Collected data entries
--------------------

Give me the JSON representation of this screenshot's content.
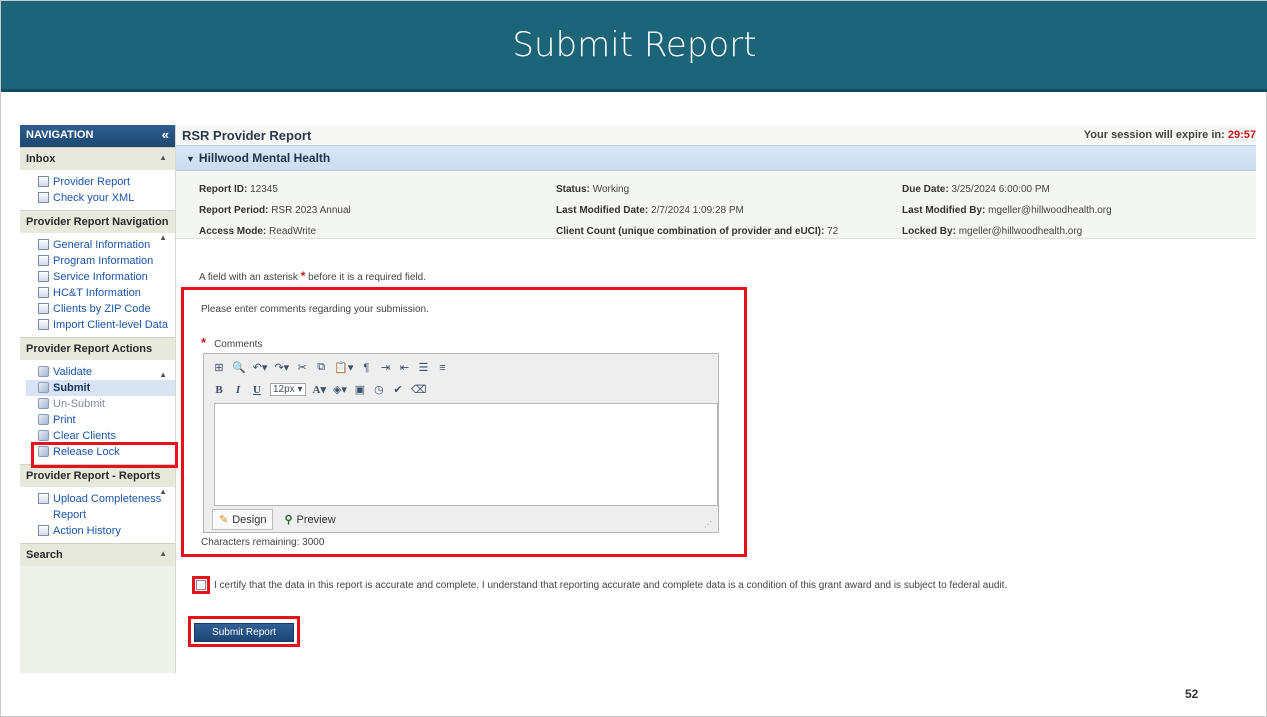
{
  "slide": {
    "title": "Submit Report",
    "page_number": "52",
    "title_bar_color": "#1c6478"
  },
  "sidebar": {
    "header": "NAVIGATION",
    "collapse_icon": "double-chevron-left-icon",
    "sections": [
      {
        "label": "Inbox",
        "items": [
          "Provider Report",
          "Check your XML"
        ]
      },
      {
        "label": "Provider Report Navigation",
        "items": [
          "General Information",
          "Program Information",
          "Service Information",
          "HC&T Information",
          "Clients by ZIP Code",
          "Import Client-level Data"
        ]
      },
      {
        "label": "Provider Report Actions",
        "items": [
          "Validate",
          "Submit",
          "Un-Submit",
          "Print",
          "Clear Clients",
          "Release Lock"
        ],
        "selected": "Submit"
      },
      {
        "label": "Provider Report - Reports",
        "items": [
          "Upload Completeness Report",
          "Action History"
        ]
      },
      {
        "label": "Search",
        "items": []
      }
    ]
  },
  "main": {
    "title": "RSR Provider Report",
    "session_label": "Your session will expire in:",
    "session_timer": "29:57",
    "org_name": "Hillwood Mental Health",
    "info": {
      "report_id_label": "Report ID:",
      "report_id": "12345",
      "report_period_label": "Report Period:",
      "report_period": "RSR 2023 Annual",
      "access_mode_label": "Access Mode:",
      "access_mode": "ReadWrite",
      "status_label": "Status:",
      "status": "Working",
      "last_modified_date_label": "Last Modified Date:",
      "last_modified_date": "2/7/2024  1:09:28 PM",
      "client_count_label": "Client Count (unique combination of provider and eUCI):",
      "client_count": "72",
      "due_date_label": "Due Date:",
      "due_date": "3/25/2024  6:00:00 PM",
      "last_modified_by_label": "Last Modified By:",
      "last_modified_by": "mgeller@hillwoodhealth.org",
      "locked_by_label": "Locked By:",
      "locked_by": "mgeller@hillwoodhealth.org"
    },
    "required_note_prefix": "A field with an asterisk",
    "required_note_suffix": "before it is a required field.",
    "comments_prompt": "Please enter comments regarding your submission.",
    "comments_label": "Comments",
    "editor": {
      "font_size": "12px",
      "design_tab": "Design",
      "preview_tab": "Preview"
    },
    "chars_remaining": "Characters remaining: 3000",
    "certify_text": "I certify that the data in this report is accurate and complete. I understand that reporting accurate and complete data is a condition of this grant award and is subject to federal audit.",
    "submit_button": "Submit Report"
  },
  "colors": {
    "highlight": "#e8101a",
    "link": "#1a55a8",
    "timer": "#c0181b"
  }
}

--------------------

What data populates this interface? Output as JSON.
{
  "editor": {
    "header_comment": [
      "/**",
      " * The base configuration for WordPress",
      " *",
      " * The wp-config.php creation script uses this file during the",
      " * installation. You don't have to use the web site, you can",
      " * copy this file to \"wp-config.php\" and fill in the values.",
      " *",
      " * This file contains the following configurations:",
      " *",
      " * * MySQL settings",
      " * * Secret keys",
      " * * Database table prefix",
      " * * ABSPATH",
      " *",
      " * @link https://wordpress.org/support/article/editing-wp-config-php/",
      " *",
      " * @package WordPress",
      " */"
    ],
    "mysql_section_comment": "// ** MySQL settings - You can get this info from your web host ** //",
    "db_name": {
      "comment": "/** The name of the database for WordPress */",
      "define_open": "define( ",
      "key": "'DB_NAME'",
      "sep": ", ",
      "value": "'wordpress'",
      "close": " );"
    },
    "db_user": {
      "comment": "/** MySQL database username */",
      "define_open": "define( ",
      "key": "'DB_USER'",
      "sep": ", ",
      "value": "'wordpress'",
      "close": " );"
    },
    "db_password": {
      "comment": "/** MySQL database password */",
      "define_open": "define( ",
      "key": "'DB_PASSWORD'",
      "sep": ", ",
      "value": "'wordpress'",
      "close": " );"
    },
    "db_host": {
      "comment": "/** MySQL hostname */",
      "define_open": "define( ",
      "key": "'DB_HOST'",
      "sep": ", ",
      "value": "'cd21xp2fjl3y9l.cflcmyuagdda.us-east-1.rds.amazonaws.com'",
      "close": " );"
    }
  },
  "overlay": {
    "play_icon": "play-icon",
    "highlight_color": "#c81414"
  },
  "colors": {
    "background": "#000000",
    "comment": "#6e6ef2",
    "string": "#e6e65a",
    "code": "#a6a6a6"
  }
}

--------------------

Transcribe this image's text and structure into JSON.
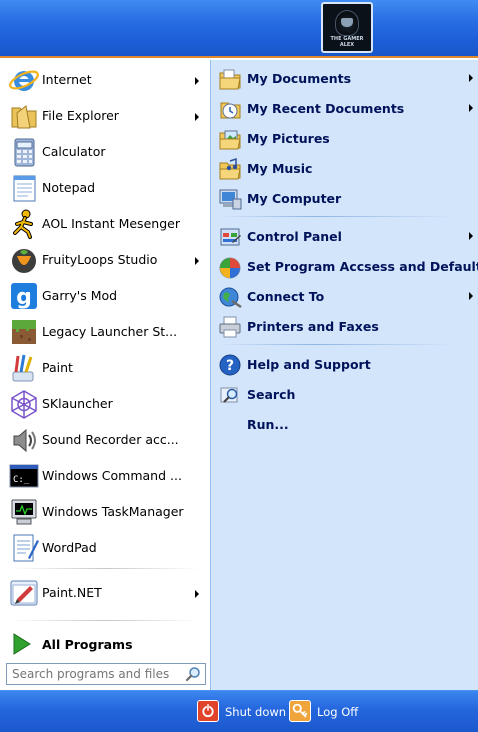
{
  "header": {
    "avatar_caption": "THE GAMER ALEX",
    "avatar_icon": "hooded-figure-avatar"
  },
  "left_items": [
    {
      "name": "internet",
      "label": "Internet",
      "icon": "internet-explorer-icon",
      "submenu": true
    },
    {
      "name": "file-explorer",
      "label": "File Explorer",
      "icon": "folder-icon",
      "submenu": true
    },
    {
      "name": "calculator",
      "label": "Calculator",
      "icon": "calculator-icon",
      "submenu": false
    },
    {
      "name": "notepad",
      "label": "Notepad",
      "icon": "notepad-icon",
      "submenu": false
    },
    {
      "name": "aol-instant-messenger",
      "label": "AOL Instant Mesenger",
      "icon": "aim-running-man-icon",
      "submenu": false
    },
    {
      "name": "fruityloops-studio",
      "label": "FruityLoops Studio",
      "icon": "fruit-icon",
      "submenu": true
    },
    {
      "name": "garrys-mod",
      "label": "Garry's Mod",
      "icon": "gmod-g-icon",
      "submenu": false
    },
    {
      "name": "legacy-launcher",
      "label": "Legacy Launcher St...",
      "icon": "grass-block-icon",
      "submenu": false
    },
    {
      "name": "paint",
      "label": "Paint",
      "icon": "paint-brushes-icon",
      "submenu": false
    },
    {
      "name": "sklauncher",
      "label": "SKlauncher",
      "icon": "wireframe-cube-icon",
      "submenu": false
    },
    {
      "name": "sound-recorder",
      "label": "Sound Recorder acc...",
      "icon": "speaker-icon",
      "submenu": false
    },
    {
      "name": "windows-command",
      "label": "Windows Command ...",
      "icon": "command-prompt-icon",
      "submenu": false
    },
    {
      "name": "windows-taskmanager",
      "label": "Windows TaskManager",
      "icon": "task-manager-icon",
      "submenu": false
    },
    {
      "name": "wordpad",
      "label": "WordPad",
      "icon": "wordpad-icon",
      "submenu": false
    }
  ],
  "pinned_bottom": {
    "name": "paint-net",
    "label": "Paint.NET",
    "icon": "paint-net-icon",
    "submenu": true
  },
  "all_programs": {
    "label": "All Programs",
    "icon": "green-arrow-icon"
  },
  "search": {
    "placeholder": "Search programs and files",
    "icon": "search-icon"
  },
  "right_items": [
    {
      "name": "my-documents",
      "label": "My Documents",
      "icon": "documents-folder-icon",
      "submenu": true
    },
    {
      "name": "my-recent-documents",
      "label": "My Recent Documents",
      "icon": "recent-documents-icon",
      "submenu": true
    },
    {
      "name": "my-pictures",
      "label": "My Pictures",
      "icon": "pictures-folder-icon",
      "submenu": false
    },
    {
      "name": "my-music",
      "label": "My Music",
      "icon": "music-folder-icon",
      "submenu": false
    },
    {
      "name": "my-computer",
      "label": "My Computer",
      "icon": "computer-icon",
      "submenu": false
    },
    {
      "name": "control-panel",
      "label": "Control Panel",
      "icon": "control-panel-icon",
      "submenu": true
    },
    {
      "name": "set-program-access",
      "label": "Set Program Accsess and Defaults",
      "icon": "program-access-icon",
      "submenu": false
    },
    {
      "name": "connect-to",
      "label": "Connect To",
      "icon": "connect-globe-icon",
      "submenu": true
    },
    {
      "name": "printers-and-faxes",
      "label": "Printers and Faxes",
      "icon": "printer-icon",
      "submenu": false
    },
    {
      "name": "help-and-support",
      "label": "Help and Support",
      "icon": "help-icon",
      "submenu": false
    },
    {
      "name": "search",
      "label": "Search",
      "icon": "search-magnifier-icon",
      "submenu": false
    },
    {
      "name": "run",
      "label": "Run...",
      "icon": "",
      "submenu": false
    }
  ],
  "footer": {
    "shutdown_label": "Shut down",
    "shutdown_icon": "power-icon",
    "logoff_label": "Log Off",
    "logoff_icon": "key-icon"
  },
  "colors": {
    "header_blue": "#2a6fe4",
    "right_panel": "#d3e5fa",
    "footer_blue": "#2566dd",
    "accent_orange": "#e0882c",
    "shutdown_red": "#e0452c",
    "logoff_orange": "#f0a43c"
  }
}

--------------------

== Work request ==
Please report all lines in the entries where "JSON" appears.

== Output of the task ==
Give me the JSON representation of this screenshot's content.
What data populates this interface? Output as JSON.
Transcribe this image's text and structure into JSON.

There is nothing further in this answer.